--- START ---

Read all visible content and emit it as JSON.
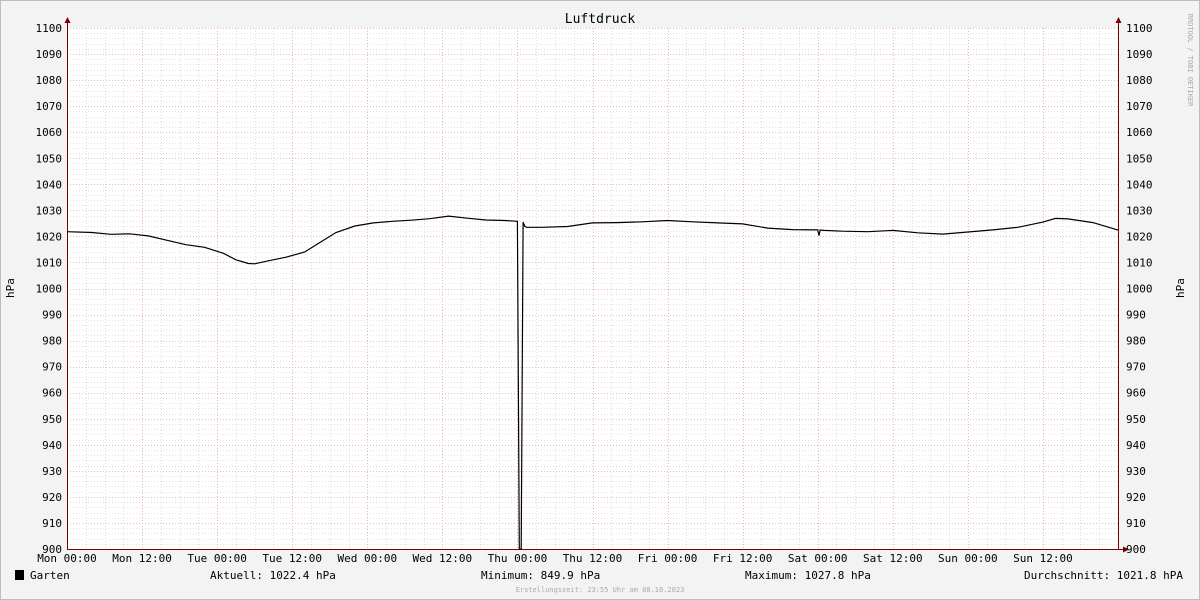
{
  "chart_data": {
    "type": "line",
    "title": "Luftdruck",
    "ylabel": "hPa",
    "ylabel_right": "hPa",
    "ylim": [
      900,
      1100
    ],
    "yticks": [
      900,
      910,
      920,
      930,
      940,
      950,
      960,
      970,
      980,
      990,
      1000,
      1010,
      1020,
      1030,
      1040,
      1050,
      1060,
      1070,
      1080,
      1090,
      1100
    ],
    "xlim_hours": [
      0,
      168
    ],
    "xticks": [
      {
        "hour": 0,
        "label": "Mon 00:00"
      },
      {
        "hour": 12,
        "label": "Mon 12:00"
      },
      {
        "hour": 24,
        "label": "Tue 00:00"
      },
      {
        "hour": 36,
        "label": "Tue 12:00"
      },
      {
        "hour": 48,
        "label": "Wed 00:00"
      },
      {
        "hour": 60,
        "label": "Wed 12:00"
      },
      {
        "hour": 72,
        "label": "Thu 00:00"
      },
      {
        "hour": 84,
        "label": "Thu 12:00"
      },
      {
        "hour": 96,
        "label": "Fri 00:00"
      },
      {
        "hour": 108,
        "label": "Fri 12:00"
      },
      {
        "hour": 120,
        "label": "Sat 00:00"
      },
      {
        "hour": 132,
        "label": "Sat 12:00"
      },
      {
        "hour": 144,
        "label": "Sun 00:00"
      },
      {
        "hour": 156,
        "label": "Sun 12:00"
      }
    ],
    "series": [
      {
        "name": "Garten",
        "color": "#000000",
        "hours": [
          0,
          4,
          7,
          10,
          13,
          16,
          19,
          22,
          25,
          27,
          29,
          30,
          32,
          35,
          38,
          41,
          43,
          46,
          49,
          52,
          55,
          58,
          61,
          64,
          67,
          70,
          72,
          72.3,
          72.6,
          72.9,
          73.2,
          73.5,
          76,
          80,
          84,
          88,
          92,
          96,
          100,
          104,
          108,
          112,
          116,
          120,
          120.2,
          120.4,
          120.6,
          121,
          124,
          128,
          132,
          136,
          140,
          144,
          148,
          152,
          156,
          158,
          160,
          164,
          168
        ],
        "values": [
          1021.8,
          1021.5,
          1020.8,
          1021,
          1020.2,
          1018.5,
          1016.8,
          1015.8,
          1013.5,
          1011,
          1009.6,
          1009.5,
          1010.5,
          1012,
          1014,
          1018.5,
          1021.5,
          1024,
          1025.2,
          1025.8,
          1026.2,
          1026.8,
          1027.8,
          1027,
          1026.3,
          1026.1,
          1025.8,
          849.9,
          849.9,
          1025.5,
          1023.8,
          1023.5,
          1023.5,
          1023.8,
          1025.2,
          1025.3,
          1025.6,
          1026.1,
          1025.6,
          1025.2,
          1024.8,
          1023.2,
          1022.6,
          1022.5,
          1020.3,
          1022.5,
          1022.4,
          1022.3,
          1022.0,
          1021.8,
          1022.3,
          1021.4,
          1020.9,
          1021.7,
          1022.5,
          1023.5,
          1025.5,
          1026.9,
          1026.7,
          1025.3,
          1022.4
        ]
      }
    ],
    "legend": "bottom-left",
    "grid": true
  },
  "watermark": "RRDTOOL / TOBI OETIKER",
  "legend": {
    "series_name": "Garten",
    "aktuell": "Aktuell: 1022.4 hPa",
    "minimum": "Minimum: 849.9 hPa",
    "maximum": "Maximum: 1027.8 hPa",
    "durchschnitt": "Durchschnitt: 1021.8 hPA"
  },
  "footer": "Erstellungszeit: 23:55 Uhr am 08.10.2023",
  "colors": {
    "background": "#f3f3f3",
    "canvas": "#ffffff",
    "major_grid": "#e9a0a0",
    "minor_grid": "#c8c8c8",
    "axis": "#7a0000",
    "line": "#000000"
  }
}
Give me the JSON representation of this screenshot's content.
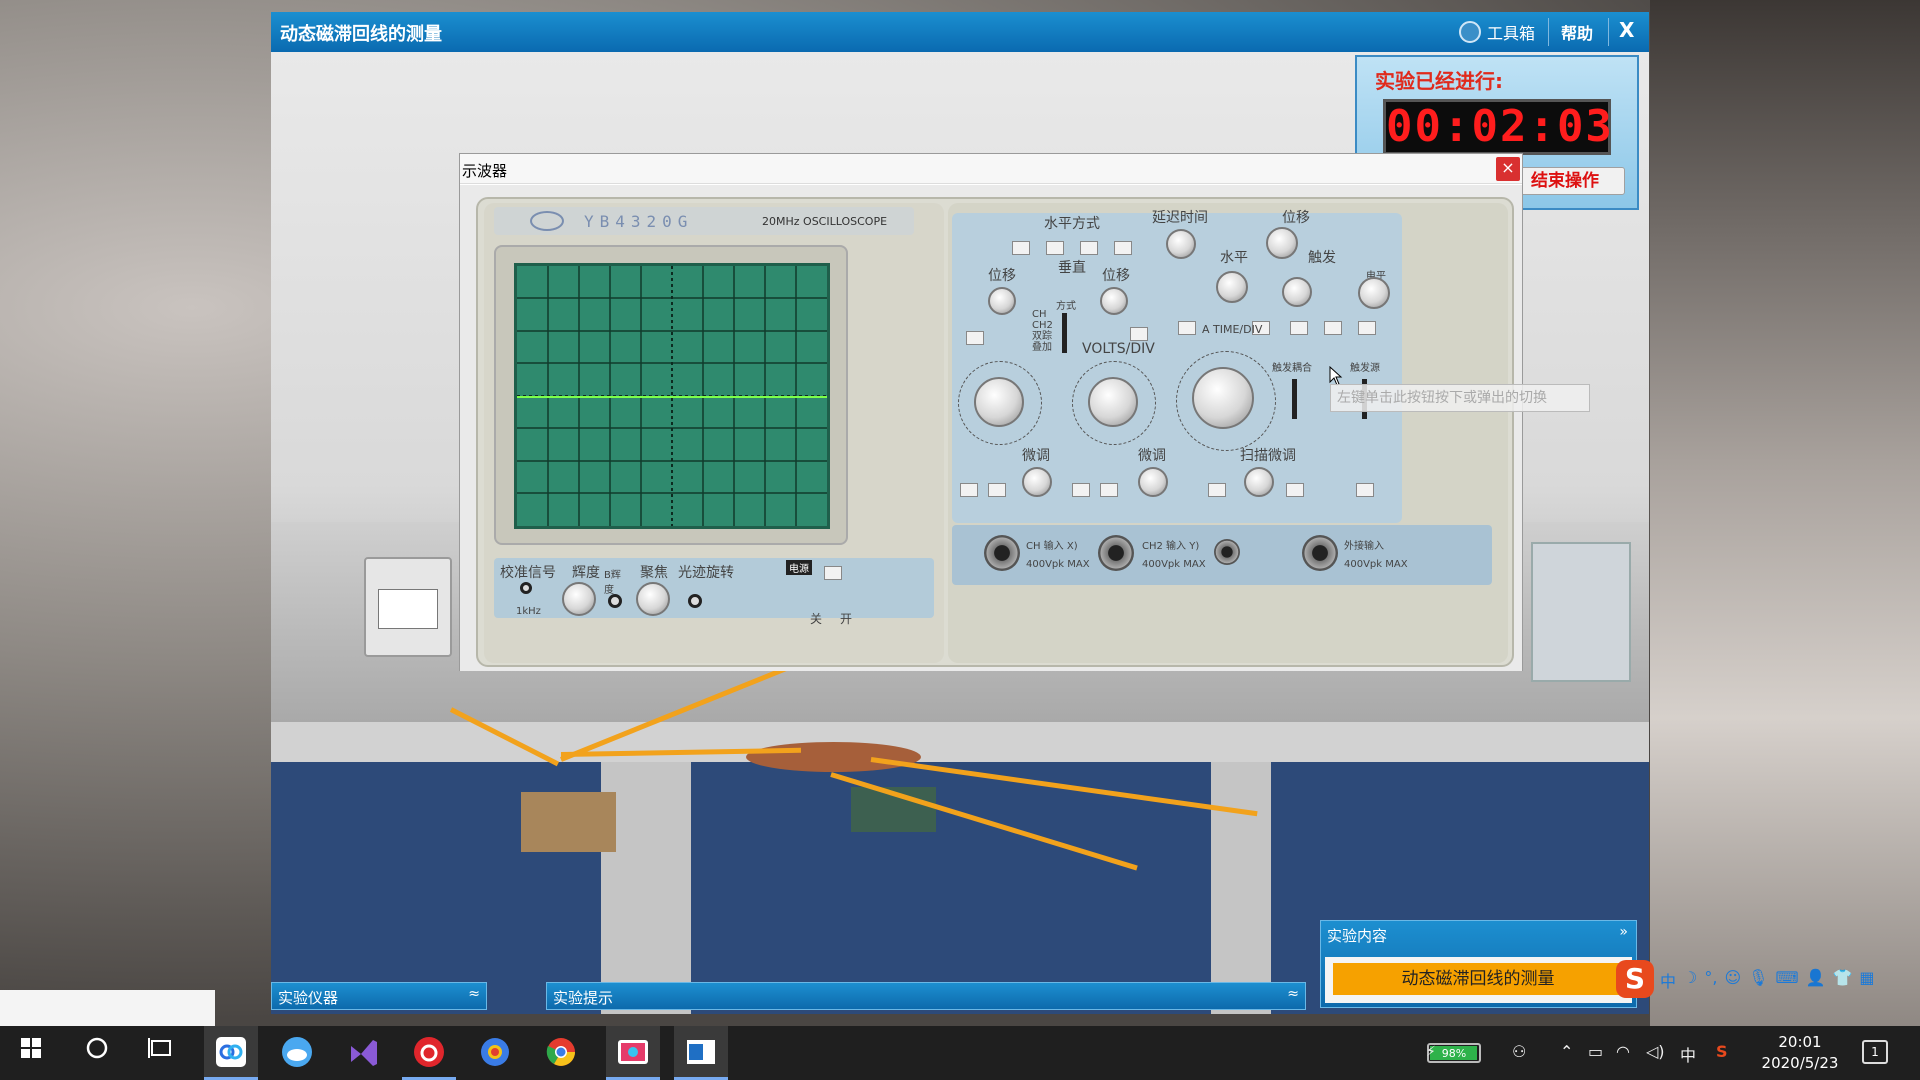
{
  "app": {
    "title": "动态磁滞回线的测量",
    "toolbox_label": "工具箱",
    "help_label": "帮助",
    "close_label": "X"
  },
  "timer": {
    "label": "实验已经进行:",
    "value": "00:02:03",
    "end_button": "结束操作"
  },
  "dialog": {
    "title": "示波器",
    "close_label": "×"
  },
  "oscilloscope": {
    "model": "YB4320G",
    "model_sub": "20MHz  OSCILLOSCOPE",
    "left_labels": {
      "calibration": "校准信号",
      "calibration_freq": "1kHz",
      "brightness": "辉度",
      "b_brightness": "B辉度",
      "focus": "聚焦",
      "trace_rotation": "光迹旋转",
      "power": "电源",
      "off": "关",
      "on": "开"
    },
    "right_labels": {
      "horizontal_mode": "水平方式",
      "delay_time": "延迟时间",
      "position": "位移",
      "vertical": "垂直",
      "position_ch1": "位移",
      "position_ch2": "位移",
      "horizontal": "水平",
      "trigger": "触发",
      "level": "电平",
      "mode": "方式",
      "mode_options": "CH CH2 双踪 叠加",
      "volts_div": "VOLTS/DIV",
      "time_div": "A TIME/DIV",
      "trigger_coupling": "触发耦合",
      "trigger_source": "触发源",
      "fine_ch1": "微调",
      "fine_ch2": "微调",
      "sweep_fine": "扫描微调",
      "ch1_input": "CH  输入  X)",
      "ch2_input": "CH2 输入  Y)",
      "ext_input": "外接输入",
      "max_voltage": "400Vpk MAX"
    }
  },
  "tooltip": "左键单击此按钮按下或弹出的切换",
  "panels": {
    "instruments": "实验仪器",
    "hints": "实验提示",
    "content_header": "实验内容",
    "content_item": "动态磁滞回线的测量",
    "chevron_up": "≈",
    "chevron_down": "»"
  },
  "ime": {
    "logo": "S",
    "items": [
      "中",
      "☽",
      "°,",
      "☺",
      "🎙",
      "⌨",
      "👤",
      "👕",
      "▦"
    ]
  },
  "taskbar": {
    "battery": "98%",
    "battery_level": 0.98,
    "ime_mode": "中",
    "time": "20:01",
    "date": "2020/5/23",
    "notifications": "1"
  }
}
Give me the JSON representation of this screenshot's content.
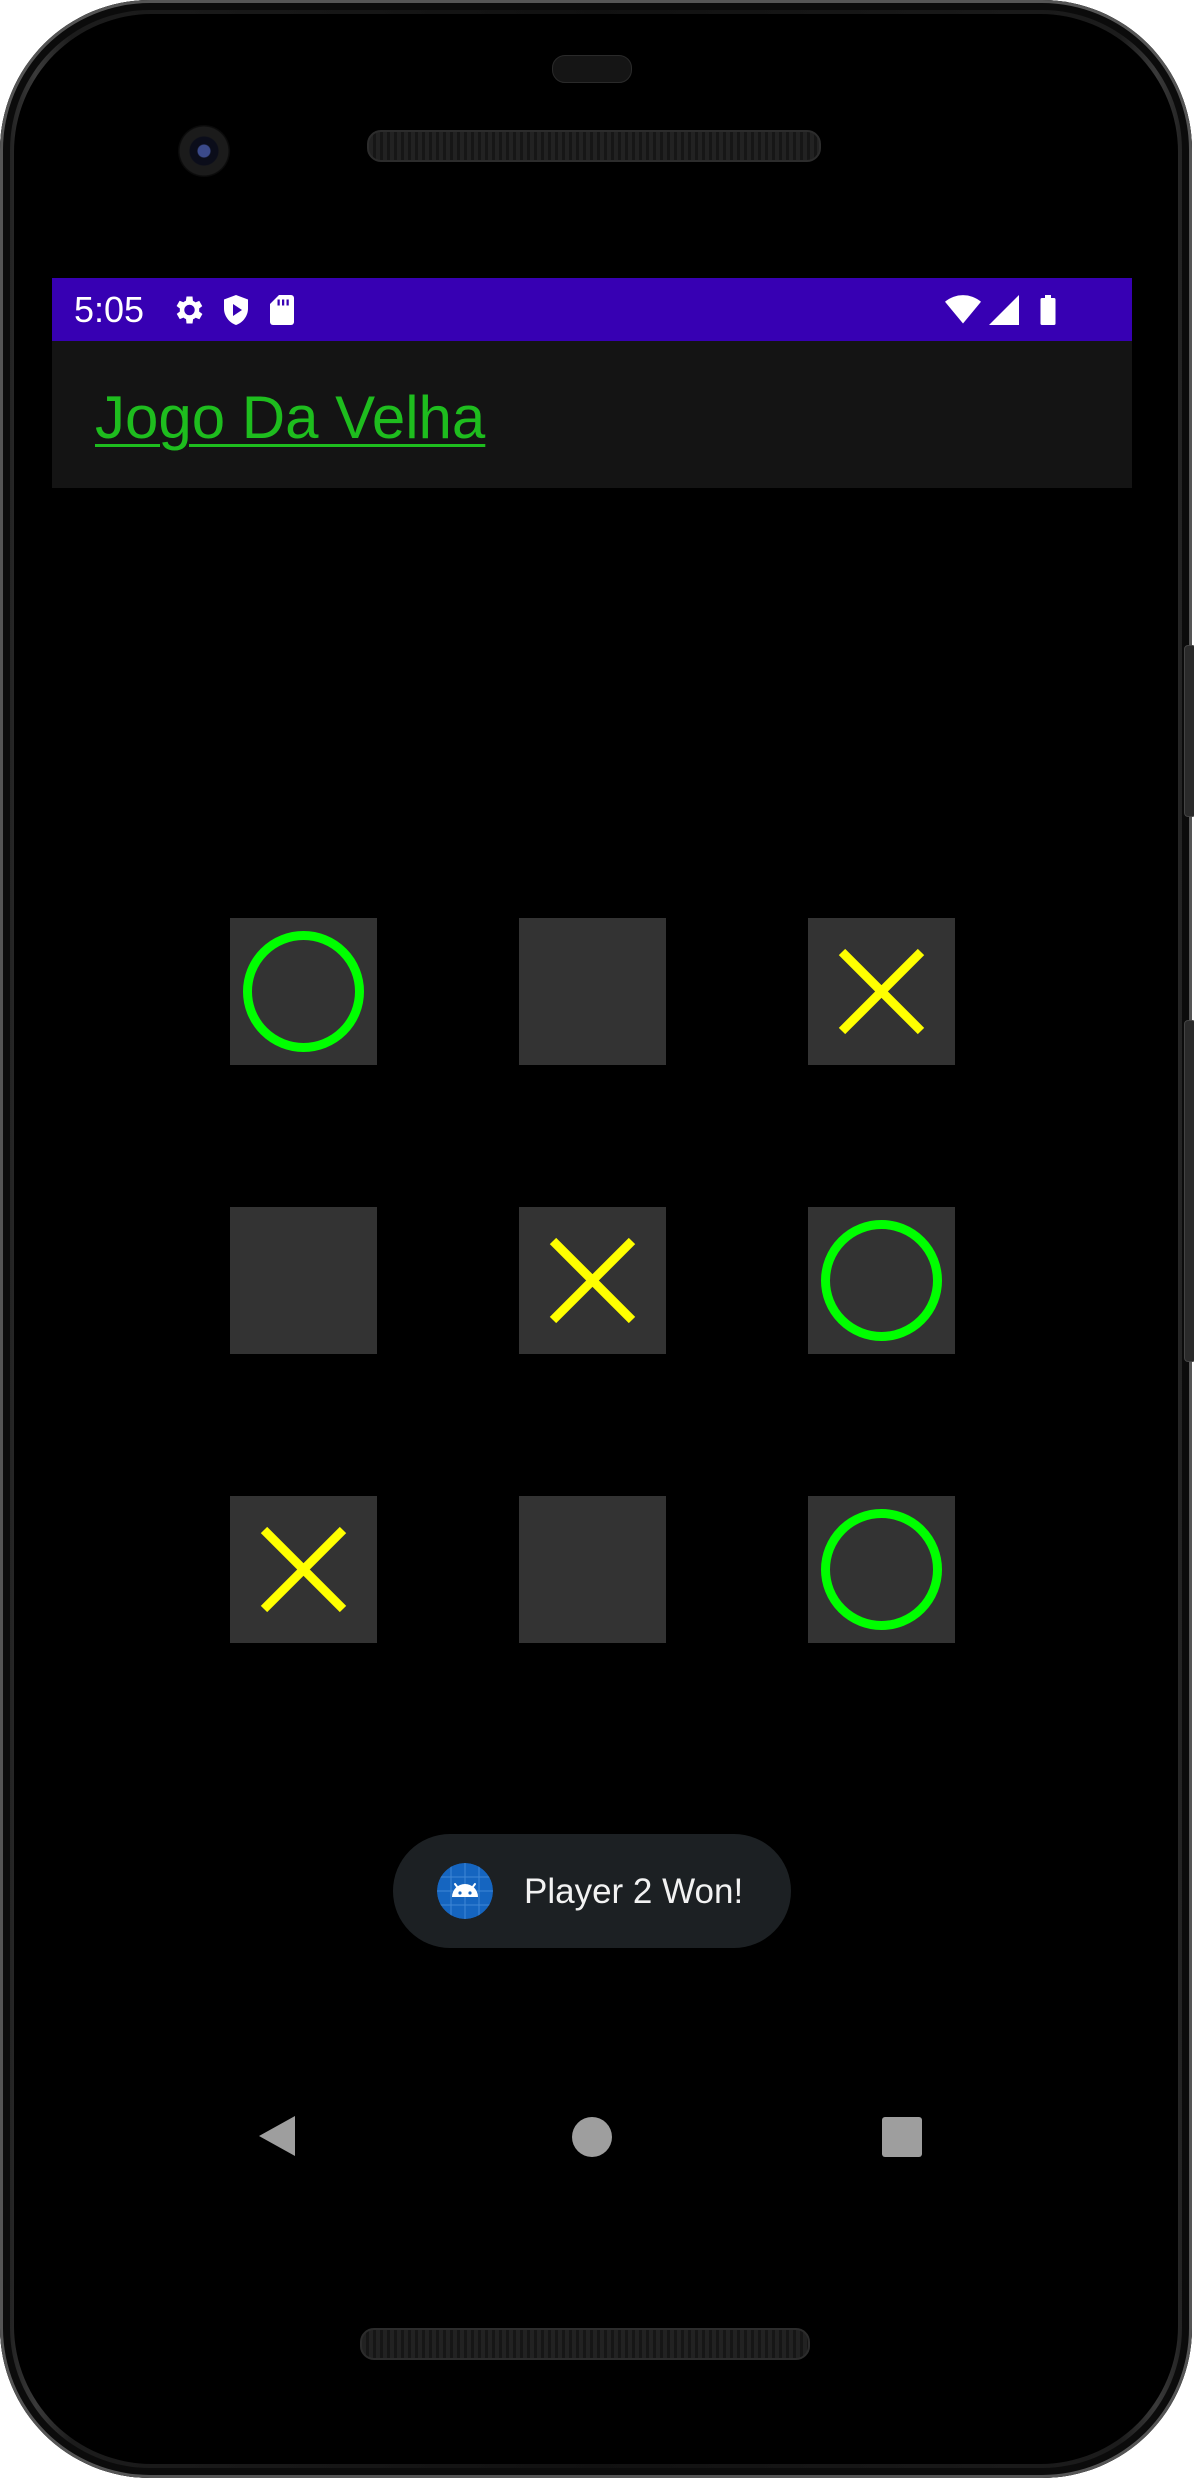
{
  "status_bar": {
    "time": "5:05",
    "left_icons": [
      "gear-icon",
      "shield-play-icon",
      "sd-card-icon"
    ],
    "right_icons": [
      "wifi-icon",
      "cell-signal-icon",
      "battery-icon"
    ],
    "background": "#3700b3"
  },
  "app_bar": {
    "title": "Jogo Da Velha",
    "title_color": "#1ebd1e"
  },
  "board": {
    "cells": [
      {
        "row": 1,
        "col": 1,
        "mark": "O"
      },
      {
        "row": 1,
        "col": 2,
        "mark": ""
      },
      {
        "row": 1,
        "col": 3,
        "mark": "X"
      },
      {
        "row": 2,
        "col": 1,
        "mark": ""
      },
      {
        "row": 2,
        "col": 2,
        "mark": "X"
      },
      {
        "row": 2,
        "col": 3,
        "mark": "O"
      },
      {
        "row": 3,
        "col": 1,
        "mark": "X"
      },
      {
        "row": 3,
        "col": 2,
        "mark": ""
      },
      {
        "row": 3,
        "col": 3,
        "mark": "O"
      }
    ],
    "colors": {
      "o": "#00ff00",
      "x": "#ffff00",
      "cell": "#333333"
    }
  },
  "toast": {
    "icon": "android-icon",
    "message": "Player 2 Won!"
  },
  "nav_bar": {
    "buttons": [
      "back-icon",
      "home-icon",
      "recents-icon"
    ]
  }
}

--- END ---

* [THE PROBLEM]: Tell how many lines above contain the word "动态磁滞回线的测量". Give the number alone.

* [EXERCISE OUTPUT]: 2